Now I have to see what it would cost to reupholster and fix something like this.  Leather is out of our price range right now so maybe some kind of needle-point tapestry-like material would be nice.  Maybe even faux leather again.  Just really disappointed that this happened because I love sitting in the chair and the timing is bad with Christmas right around the corner. Maybe there is a book or video out there that can show me how to do it.  Who knows, maybe I’ll learn how to fix springs and find my calling. If anyone has reupholstered something like this, please comment on the difficulty of fixing the springs.

Posted in: antique, furniture
Posted: November 24th, 2010

I have been away with my husband visiting my dad in California this past week.  It was a great time to visit before things get crazy with the holidays.  The airports were not busy yet and we made it through without pat-downs at the security check points at the airports.  Both airports we used to check in coming and going (Erie and Sacramento) didn’t have scanners and all we had to do was walk through the usual metal detectors.  All that worry for nothing for me.

While I was at my dad’s house I noticed his heating thermostat.  It looked almost identical to ours that I replaced with a programmable last month.  I thought ours was probably vintage or antique.  I asked my brother who installed the thermostat in my dad’s house how old the thermostat was.  It was new when he installed it less than 8 years ago.  The style looks old to me. Perhaps some people like the old style?

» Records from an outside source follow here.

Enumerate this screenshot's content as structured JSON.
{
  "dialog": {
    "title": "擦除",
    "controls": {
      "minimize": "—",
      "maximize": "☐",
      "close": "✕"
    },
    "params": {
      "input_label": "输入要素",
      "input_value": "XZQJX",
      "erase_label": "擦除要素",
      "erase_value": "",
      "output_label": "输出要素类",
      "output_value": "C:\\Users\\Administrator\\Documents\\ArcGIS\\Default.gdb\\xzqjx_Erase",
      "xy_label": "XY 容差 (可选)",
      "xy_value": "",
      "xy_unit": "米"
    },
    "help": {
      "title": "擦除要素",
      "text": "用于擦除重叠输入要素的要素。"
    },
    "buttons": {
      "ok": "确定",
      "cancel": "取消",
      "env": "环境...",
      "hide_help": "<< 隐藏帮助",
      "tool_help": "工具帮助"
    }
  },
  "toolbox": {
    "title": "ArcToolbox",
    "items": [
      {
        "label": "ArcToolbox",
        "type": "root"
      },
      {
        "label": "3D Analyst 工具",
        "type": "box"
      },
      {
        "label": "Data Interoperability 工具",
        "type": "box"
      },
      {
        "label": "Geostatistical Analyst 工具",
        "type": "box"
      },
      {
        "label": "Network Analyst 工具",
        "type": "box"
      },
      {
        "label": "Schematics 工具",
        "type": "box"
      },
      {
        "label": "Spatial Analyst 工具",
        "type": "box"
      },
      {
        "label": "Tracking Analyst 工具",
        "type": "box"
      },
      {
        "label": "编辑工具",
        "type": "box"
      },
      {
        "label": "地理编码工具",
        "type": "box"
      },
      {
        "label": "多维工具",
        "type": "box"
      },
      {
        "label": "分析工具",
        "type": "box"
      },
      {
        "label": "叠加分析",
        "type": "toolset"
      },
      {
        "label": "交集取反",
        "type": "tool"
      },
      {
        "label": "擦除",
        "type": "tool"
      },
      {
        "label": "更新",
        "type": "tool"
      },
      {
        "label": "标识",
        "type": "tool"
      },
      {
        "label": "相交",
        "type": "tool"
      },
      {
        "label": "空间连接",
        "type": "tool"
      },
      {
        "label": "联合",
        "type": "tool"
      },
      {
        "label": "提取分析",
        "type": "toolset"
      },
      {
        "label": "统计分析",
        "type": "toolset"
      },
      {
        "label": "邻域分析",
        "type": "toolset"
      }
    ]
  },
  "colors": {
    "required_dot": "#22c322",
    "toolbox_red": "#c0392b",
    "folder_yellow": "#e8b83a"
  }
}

Also, I thought I would mention a purchase I made a few months ago that I forgot to blog about.  I ordered a 50-ft hose from the internet for my Kirby vacuum.  It isn’t a Kirby brand but has attachments that fit different hose connections.  With my hardwood floors refinished I don’t like dragging the vacuum across it all the time and possibly scratching it.  I also don’t like hauling my vacuum on the stairs and with cats it works better to vacuum than to just swiffer.  I do come back and swiffer for any leftover hair. The 50-ft hose does lose some of the suction (from friction of the air in the hose that long) but still has a good suction.  I can place my vacuum and do all of my stairs and hardwood floors in the living room and dining room without moving the vacuum.  I love it! Maybe not as good as a central vacuum system but still great.

Posted in: Appliances
Posted: November 10th, 2010

I followed the instructions on the video I posted in my previous post and it really was that simple to remove that cap from the Swiffer WetJet bottle.  I didn’t need to break off the little prongs that stick out (recommended on a link I gave in my previous post) because when it was heated and I turned  the cap it bent them down enough that I can screw the lid back on and remove it without having to reheat it in boiling water.

So, now I need to make the solution that is recommended on the Waterlox website (Waterlox is an tung oil-based floor finish.) I’m using the vinegar and water so I don’t have to over pay for their pricey cleaner.  The instructions said: “A damp mop with a maximum mixture of 1 – 2 oz. of white vinegar to 2 gallons of warm water”

The WetJet bottle looks to be close to a quart. I’ll use the 2 ounces per 2 gallon suggestion and reduce it down to quart size.  One ounce per one gallon.  One fluid ounce is 6 teaspoons.   So that is 6 tsp per gallon.  Divide by 4 (qts per gallon) and you get 1 1/2 teaspoons of vinegar per quart of water (the max amount of vinegar they say to use or less.)  Vinegar is one of the cheapest things to buy and you use so little you can imagine how much money you will save not buying the Swiffer WetJet bottles.

Waterlox says you can use Murphy’s Oil Soap but says it leaves a residue that dulls the finish somewhat and that would have to be removed whenever you want to recoat the floor with more Waterlox in the future.  That might be a good way to dull a finish down that you think is too shiny.  Just a thought.

I’m glad to be able to refill the bottles.  Now if there was a cheaper pad that goes with the Swiffer WetJet.